▶ **Exercise brief**:
Each record that follows should be repeated exactly, with no pictures carried over.

** Opening Data listing block **

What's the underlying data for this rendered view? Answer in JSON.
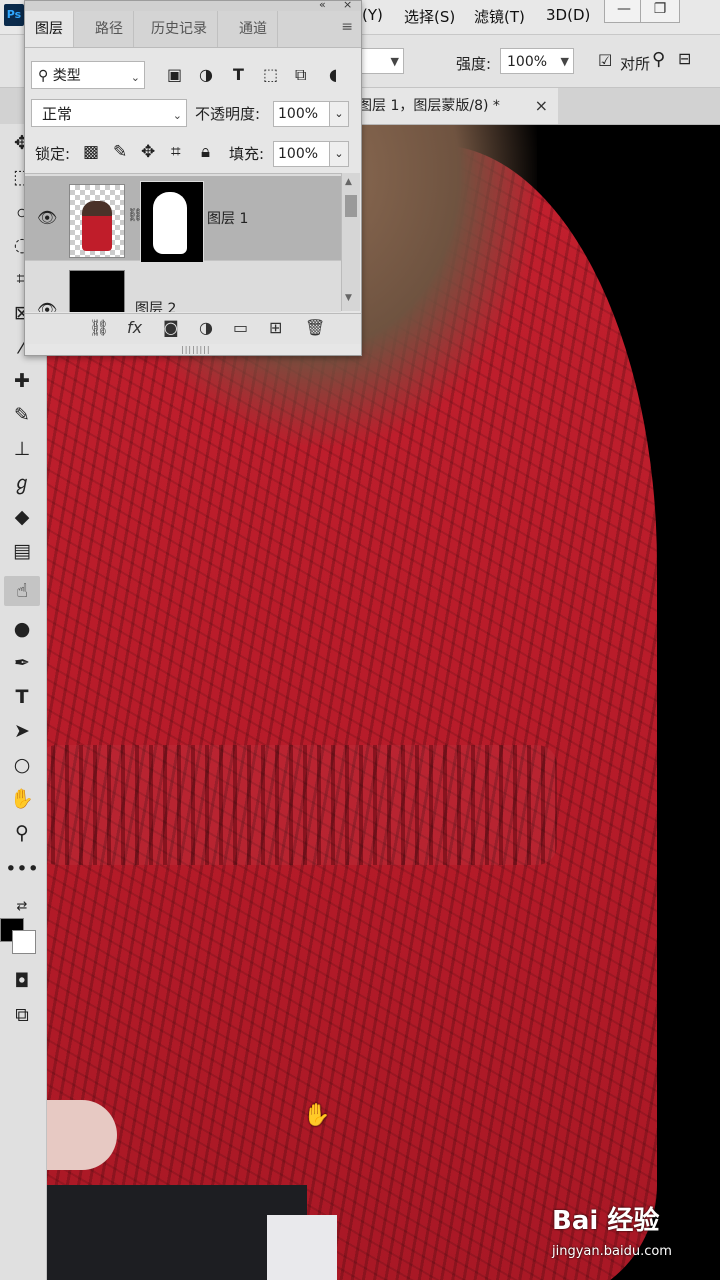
{
  "app": {
    "logo": "Ps"
  },
  "menu": {
    "items": [
      "(Y)",
      "选择(S)",
      "滤镜(T)",
      "3D(D)"
    ]
  },
  "window_controls": {
    "minimize": "—",
    "restore": "❐"
  },
  "options_bar": {
    "strength_label": "强度:",
    "strength_value": "100%",
    "sample_label": "对所",
    "search_icon": "search-icon"
  },
  "document_tab": {
    "title": "图层 1，图层蒙版/8) *",
    "close": "×"
  },
  "layers_panel": {
    "collapse": "«",
    "close": "×",
    "tabs": [
      "图层",
      "路径",
      "历史记录",
      "通道"
    ],
    "active_tab": 0,
    "filter_kind": "类型",
    "blend_mode": "正常",
    "opacity_label": "不透明度:",
    "opacity_value": "100%",
    "lock_label": "锁定:",
    "fill_label": "填充:",
    "fill_value": "100%",
    "layers": [
      {
        "name": "图层 1",
        "visible": true,
        "selected": true,
        "has_mask": true
      },
      {
        "name": "图层 2",
        "visible": true,
        "selected": false,
        "has_mask": false
      }
    ],
    "fx_label": "fx"
  },
  "watermark": {
    "brand": "Bai 经验",
    "url": "jingyan.baidu.com"
  }
}
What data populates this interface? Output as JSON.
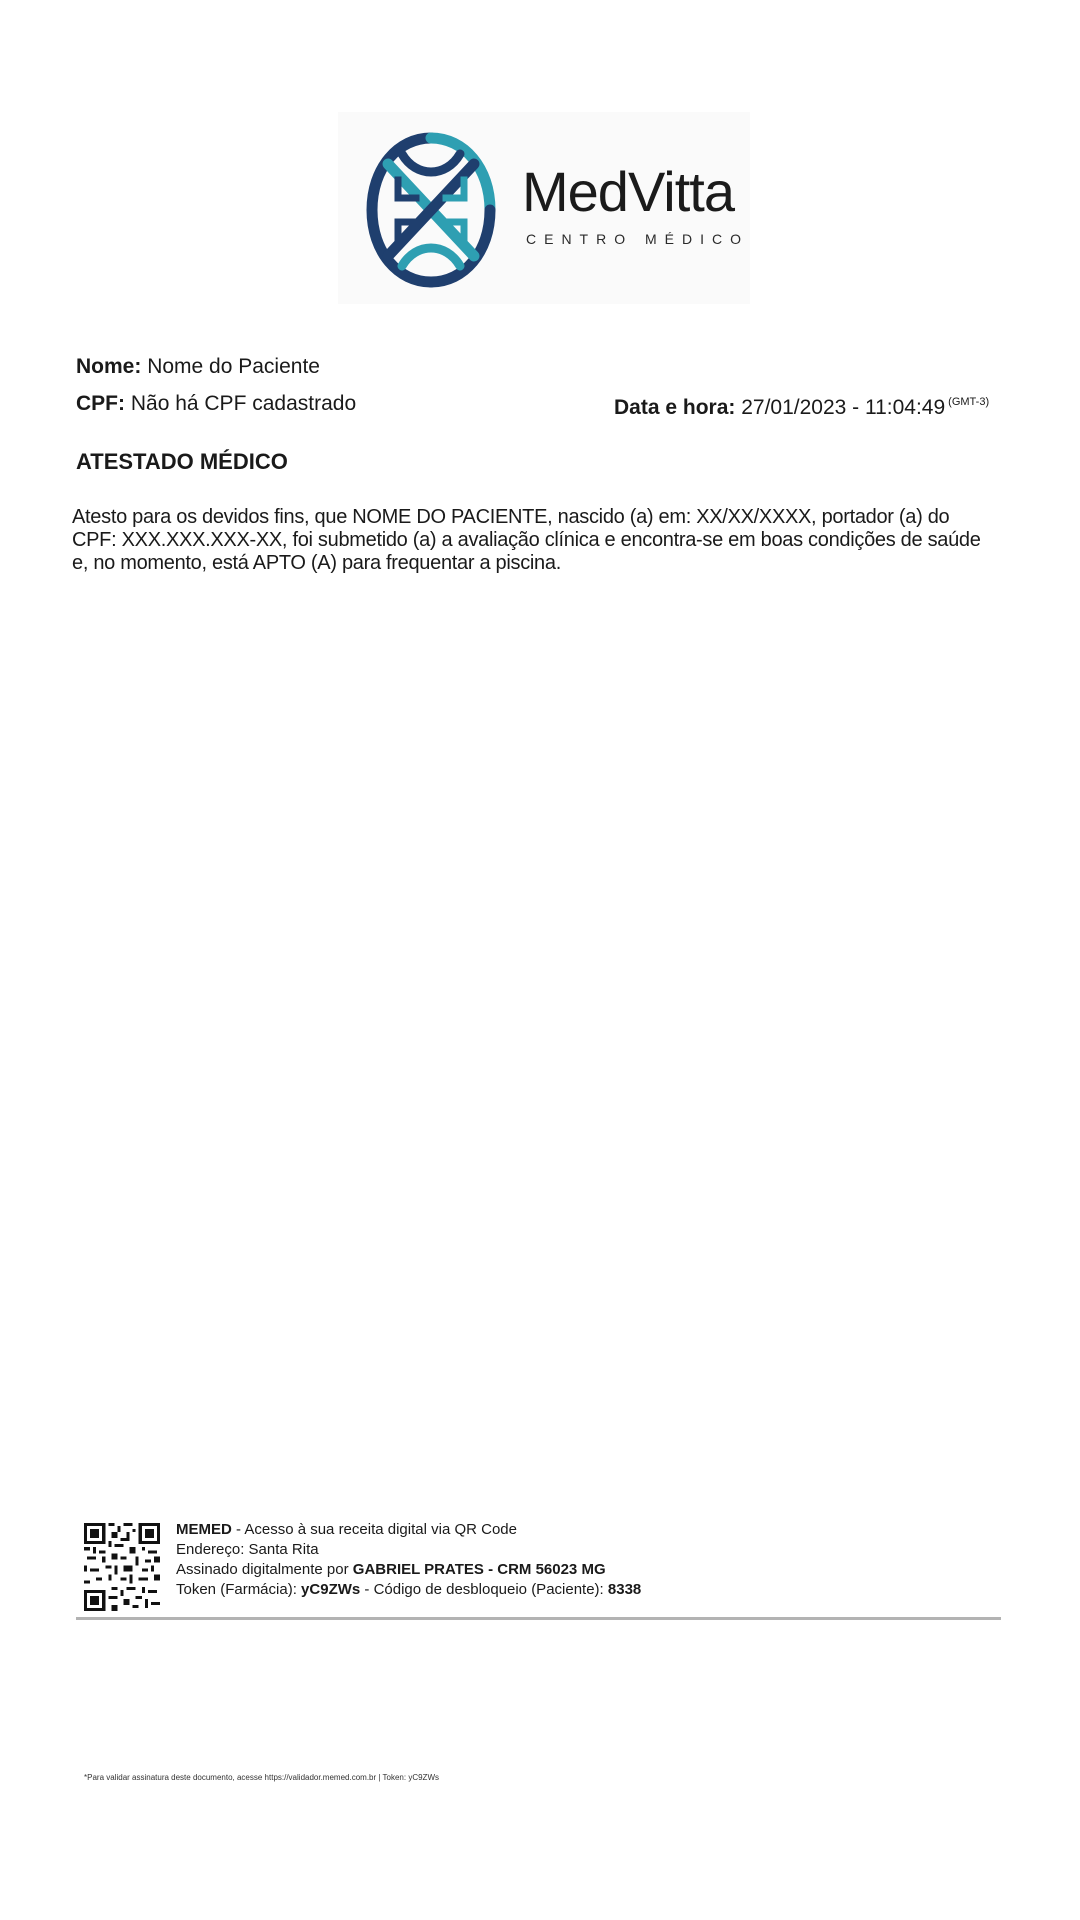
{
  "logo": {
    "name": "MedVitta",
    "subtitle": "CENTRO MÉDICO",
    "icon": "medvitta-cross-logo-icon",
    "colors": {
      "dark": "#1f3f6e",
      "teal": "#2e9fb2"
    }
  },
  "patient": {
    "name_label": "Nome:",
    "name_value": "Nome do Paciente",
    "cpf_label": "CPF:",
    "cpf_value": "Não há CPF cadastrado"
  },
  "date": {
    "label": "Data e hora:",
    "value": "27/01/2023 - 11:04:49",
    "timezone": "(GMT-3)"
  },
  "document": {
    "title": "ATESTADO MÉDICO",
    "body_lines": [
      "Atesto para os devidos fins, que NOME DO PACIENTE, nascido (a) em: XX/XX/XXXX, portador (a) do",
      "CPF: XXX.XXX.XXX-XX, foi submetido (a) a avaliação clínica e encontra-se em boas condições de saúde",
      "e, no momento, está APTO (A) para frequentar a piscina."
    ]
  },
  "footer": {
    "qr_icon": "qr-code-icon",
    "line1_bold": "MEMED",
    "line1_rest": " - Acesso à sua receita digital via QR Code",
    "line2": "Endereço: Santa Rita",
    "line3_pre": "Assinado digitalmente por ",
    "line3_bold": "GABRIEL PRATES - CRM 56023 MG",
    "line4_pre": "Token (Farmácia): ",
    "line4_token": "yC9ZWs",
    "line4_mid": " - Código de desbloqueio (Paciente): ",
    "line4_code": "8338",
    "fine_print": "*Para validar assinatura deste documento, acesse https://validador.memed.com.br | Token: yC9ZWs"
  }
}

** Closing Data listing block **

▶ **Solved exercise**:
What's the underlying data for this rendered view? Answer in JSON.
{
  "app": {
    "logo": "Ps"
  },
  "menu": {
    "items": [
      "(Y)",
      "选择(S)",
      "滤镜(T)",
      "3D(D)"
    ]
  },
  "window_controls": {
    "minimize": "—",
    "restore": "❐"
  },
  "options_bar": {
    "strength_label": "强度:",
    "strength_value": "100%",
    "sample_label": "对所",
    "search_icon": "search-icon"
  },
  "document_tab": {
    "title": "图层 1，图层蒙版/8) *",
    "close": "×"
  },
  "layers_panel": {
    "collapse": "«",
    "close": "×",
    "tabs": [
      "图层",
      "路径",
      "历史记录",
      "通道"
    ],
    "active_tab": 0,
    "filter_kind": "类型",
    "blend_mode": "正常",
    "opacity_label": "不透明度:",
    "opacity_value": "100%",
    "lock_label": "锁定:",
    "fill_label": "填充:",
    "fill_value": "100%",
    "layers": [
      {
        "name": "图层 1",
        "visible": true,
        "selected": true,
        "has_mask": true
      },
      {
        "name": "图层 2",
        "visible": true,
        "selected": false,
        "has_mask": false
      }
    ],
    "fx_label": "fx"
  },
  "watermark": {
    "brand": "Bai 经验",
    "url": "jingyan.baidu.com"
  }
}
What data populates this interface? Output as JSON.
{
  "logo": {
    "name": "MedVitta",
    "subtitle": "CENTRO MÉDICO",
    "icon": "medvitta-cross-logo-icon",
    "colors": {
      "dark": "#1f3f6e",
      "teal": "#2e9fb2"
    }
  },
  "patient": {
    "name_label": "Nome:",
    "name_value": "Nome do Paciente",
    "cpf_label": "CPF:",
    "cpf_value": "Não há CPF cadastrado"
  },
  "date": {
    "label": "Data e hora:",
    "value": "27/01/2023 - 11:04:49",
    "timezone": "(GMT-3)"
  },
  "document": {
    "title": "ATESTADO MÉDICO",
    "body_lines": [
      "Atesto para os devidos fins, que NOME DO PACIENTE, nascido (a) em: XX/XX/XXXX, portador (a) do",
      "CPF: XXX.XXX.XXX-XX, foi submetido (a) a avaliação clínica e encontra-se em boas condições de saúde",
      "e, no momento, está APTO (A) para frequentar a piscina."
    ]
  },
  "footer": {
    "qr_icon": "qr-code-icon",
    "line1_bold": "MEMED",
    "line1_rest": " - Acesso à sua receita digital via QR Code",
    "line2": "Endereço: Santa Rita",
    "line3_pre": "Assinado digitalmente por ",
    "line3_bold": "GABRIEL PRATES - CRM 56023 MG",
    "line4_pre": "Token (Farmácia): ",
    "line4_token": "yC9ZWs",
    "line4_mid": " - Código de desbloqueio (Paciente): ",
    "line4_code": "8338",
    "fine_print": "*Para validar assinatura deste documento, acesse https://validador.memed.com.br | Token: yC9ZWs"
  }
}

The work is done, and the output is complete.